A Time of Reflection and Prayer
Do you ever wonder how you might have responded if you had been among Jesus’ followers in those days? If you were a character in today’s scripture, which part would you play?
The brilliant Blaise Pascal said it so well, “The heart has its reasons which reason knows nothing of… We know the truth not only by the reason, but by the heart.” What are the things that you know by heart?
Jesus sent his disciples, and us, on mission. Wendell Berry has an eloquent descriptive phrase: “practicing resurrection.” If faith is better understood in the doing rather than the preaching, what is it that you feel called to do?
A Poetic Guide for Prayer: William Wordsworth’s “A Psalm of Life”
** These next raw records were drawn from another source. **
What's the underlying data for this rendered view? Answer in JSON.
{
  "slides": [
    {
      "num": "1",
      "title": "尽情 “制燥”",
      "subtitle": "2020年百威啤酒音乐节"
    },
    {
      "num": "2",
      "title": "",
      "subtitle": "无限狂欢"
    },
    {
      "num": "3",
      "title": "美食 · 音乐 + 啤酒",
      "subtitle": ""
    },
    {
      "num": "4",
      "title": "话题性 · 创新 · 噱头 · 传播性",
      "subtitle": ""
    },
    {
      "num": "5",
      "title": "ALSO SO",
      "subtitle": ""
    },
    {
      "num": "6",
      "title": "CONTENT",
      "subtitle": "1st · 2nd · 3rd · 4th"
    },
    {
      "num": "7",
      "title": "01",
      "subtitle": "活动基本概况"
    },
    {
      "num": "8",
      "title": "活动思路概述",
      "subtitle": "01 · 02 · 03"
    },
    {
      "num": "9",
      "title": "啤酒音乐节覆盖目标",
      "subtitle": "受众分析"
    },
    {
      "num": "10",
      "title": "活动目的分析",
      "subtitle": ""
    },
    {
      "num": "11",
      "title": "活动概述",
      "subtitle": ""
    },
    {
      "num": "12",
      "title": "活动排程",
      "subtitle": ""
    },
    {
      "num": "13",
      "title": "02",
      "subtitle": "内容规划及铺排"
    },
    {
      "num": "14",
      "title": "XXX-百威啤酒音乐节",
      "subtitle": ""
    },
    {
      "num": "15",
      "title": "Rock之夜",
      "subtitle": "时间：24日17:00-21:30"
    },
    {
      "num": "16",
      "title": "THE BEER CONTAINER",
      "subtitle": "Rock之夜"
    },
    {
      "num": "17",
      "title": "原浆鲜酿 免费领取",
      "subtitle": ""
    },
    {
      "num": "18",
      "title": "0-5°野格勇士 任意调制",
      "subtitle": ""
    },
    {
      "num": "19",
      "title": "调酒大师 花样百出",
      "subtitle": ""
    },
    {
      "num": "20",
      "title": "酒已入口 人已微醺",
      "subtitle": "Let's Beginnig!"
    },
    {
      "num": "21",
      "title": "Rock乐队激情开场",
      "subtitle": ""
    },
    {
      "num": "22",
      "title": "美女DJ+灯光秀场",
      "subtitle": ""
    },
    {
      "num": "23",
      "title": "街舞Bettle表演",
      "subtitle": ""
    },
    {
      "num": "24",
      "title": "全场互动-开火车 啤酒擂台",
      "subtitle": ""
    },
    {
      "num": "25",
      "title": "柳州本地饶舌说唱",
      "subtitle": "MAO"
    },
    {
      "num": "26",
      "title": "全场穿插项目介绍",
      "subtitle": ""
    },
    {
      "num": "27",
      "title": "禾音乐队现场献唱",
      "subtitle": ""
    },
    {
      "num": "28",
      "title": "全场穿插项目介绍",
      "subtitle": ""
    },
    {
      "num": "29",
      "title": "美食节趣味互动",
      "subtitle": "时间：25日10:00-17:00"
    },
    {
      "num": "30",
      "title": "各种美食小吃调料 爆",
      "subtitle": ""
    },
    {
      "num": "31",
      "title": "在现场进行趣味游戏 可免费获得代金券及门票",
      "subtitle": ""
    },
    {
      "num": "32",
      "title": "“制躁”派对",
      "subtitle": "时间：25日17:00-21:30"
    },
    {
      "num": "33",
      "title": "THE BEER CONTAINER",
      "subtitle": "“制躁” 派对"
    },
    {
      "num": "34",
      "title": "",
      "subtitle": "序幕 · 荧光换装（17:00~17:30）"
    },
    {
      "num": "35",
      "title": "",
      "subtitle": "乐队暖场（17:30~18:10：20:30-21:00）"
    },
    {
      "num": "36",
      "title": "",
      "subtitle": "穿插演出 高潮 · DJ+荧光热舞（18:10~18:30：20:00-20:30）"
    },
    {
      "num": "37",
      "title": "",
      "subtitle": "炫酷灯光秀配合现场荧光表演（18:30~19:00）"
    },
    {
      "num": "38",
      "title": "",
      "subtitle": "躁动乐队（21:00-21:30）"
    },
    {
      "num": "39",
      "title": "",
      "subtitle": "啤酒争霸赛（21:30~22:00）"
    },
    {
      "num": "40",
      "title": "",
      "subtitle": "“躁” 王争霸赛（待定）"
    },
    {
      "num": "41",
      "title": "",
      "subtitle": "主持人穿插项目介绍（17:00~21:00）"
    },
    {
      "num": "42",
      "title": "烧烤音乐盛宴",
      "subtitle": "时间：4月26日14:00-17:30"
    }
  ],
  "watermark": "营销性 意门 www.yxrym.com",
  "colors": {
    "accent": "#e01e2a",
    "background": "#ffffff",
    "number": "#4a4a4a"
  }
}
Tell me not, in mournful numbers,
Life is but an empty dream!
For the soul is dead that slumbers,
And things are not what they seem.
Life is real! Life is earnest!
And the grave is not its goal;
Dust thou art, to dust returnest,
Was not spoken of the soul.
Not enjoyment, and not sorrow,
Is our destined end or way;
But to act, that each to-morrow
Find us farther than to-day.
Art is long, and Time is fleeting,
And our hearts, though stout and brave,
Still, like muffled drums, are beating
Funeral marches to the grave.
In the world’s broad field of battle,
In the bivouac of Life,
Be not like dumb, driven cattle!
Be a hero in the strife!
Trust no Future, howe’er pleasant!
Let the dead Past bury its dead!
Act,—act in the living Present!
Heart within, and God o’erhead!
Lives of great men all remind us
We can make our lives sublime,
And, departing, leave behind us
Footprints on the sands of time;
Footprints, that perhaps another,
Sailing o’er life’s solemn main,
A forlorn and shipwrecked brother,
Seeing, shall take heart again.
Let us, then, be up and doing,
With a heart for any fate;
Still achieving, still pursuing,
Learn to labor and to wait.